The Winter Lacrosse Showcase Camp will have 4 full field, 10 vs 10 games, on field turf. College coaches will be coaching teams along with attending the event to scout and recruit players. There will also be an instructional practice session the on first day. Directing the Lacrosse Showcase Camps is Roanoke College Men's Lacrosse Coach, Bill Pilat. Coach Pilat states, “I am very excited to be hosting lacrosse prospects at the winter showcase camp at Roanoke College. Every winter, I enjoy working with these talented players and providing them with a platform to showcase their talents and helping to get them ready for the next level." Coach Pilat goes on to say, "We have a great line-up of schools that attend each year and this year will be no different." The following colleges were in attendance at the Winter Showcase in 2016 - Roanoke College, VA , University of Mary Washington, VA, Lebanon Valley College, PA, Guilford College, NC, Concordia University Chicago, IL, Depauw University, IN, Lynchburg College, VA, Ferrum College, VA, Pfeiffer College, NC, Ohio Wesleyan, OH, Randolph Macon College, VA, Randolph College, VA, Shenandoah College, VA, Hampden Sydney College, VA, Virginia Tech University, VA and Cornell College, IN. This Lacrosse Showcase camp will only enroll the first 144 Players who sign up. Campers and teams are encouraged to register early.
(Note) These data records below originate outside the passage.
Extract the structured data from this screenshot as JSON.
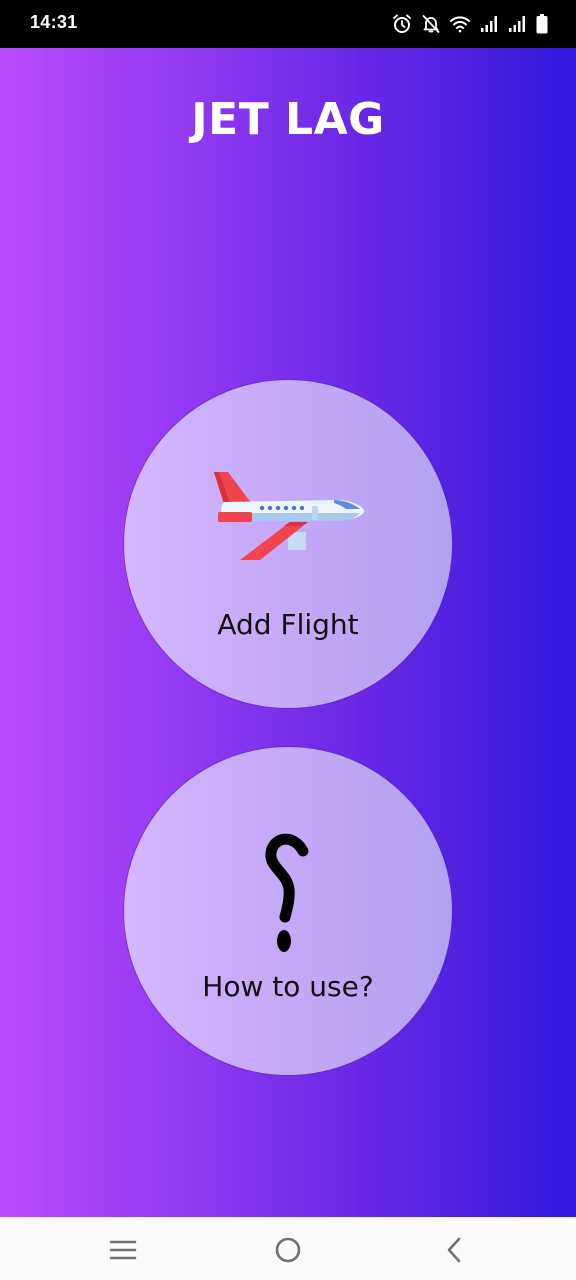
{
  "status_bar": {
    "time": "14:31",
    "icons": [
      "alarm-icon",
      "notifications-off-icon",
      "wifi-icon",
      "signal-icon",
      "signal-icon",
      "battery-icon"
    ]
  },
  "app": {
    "title": "JET LAG",
    "background_gradient": [
      "#bb4bff",
      "#3119dc"
    ],
    "buttons": [
      {
        "label": "Add Flight",
        "icon": "airplane-icon"
      },
      {
        "label": "How to use?",
        "icon": "question-mark-icon"
      }
    ]
  },
  "nav_bar": {
    "items": [
      "menu-icon",
      "home-icon",
      "back-icon"
    ]
  }
}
For more information please visit http://www.ussportscamps.com/lacrosse or call 1-800-645-3226 About US Sports Camps US Sports Camps (USSC), headquartered in San Rafael, California, is America's largest sports camp network and the licensed operator of Nike Sports Camps. The company has offered camps since 1975 with the same mission that defines it today: to shape a lifelong enjoyment of athletics through high quality sports education and skill enhancement.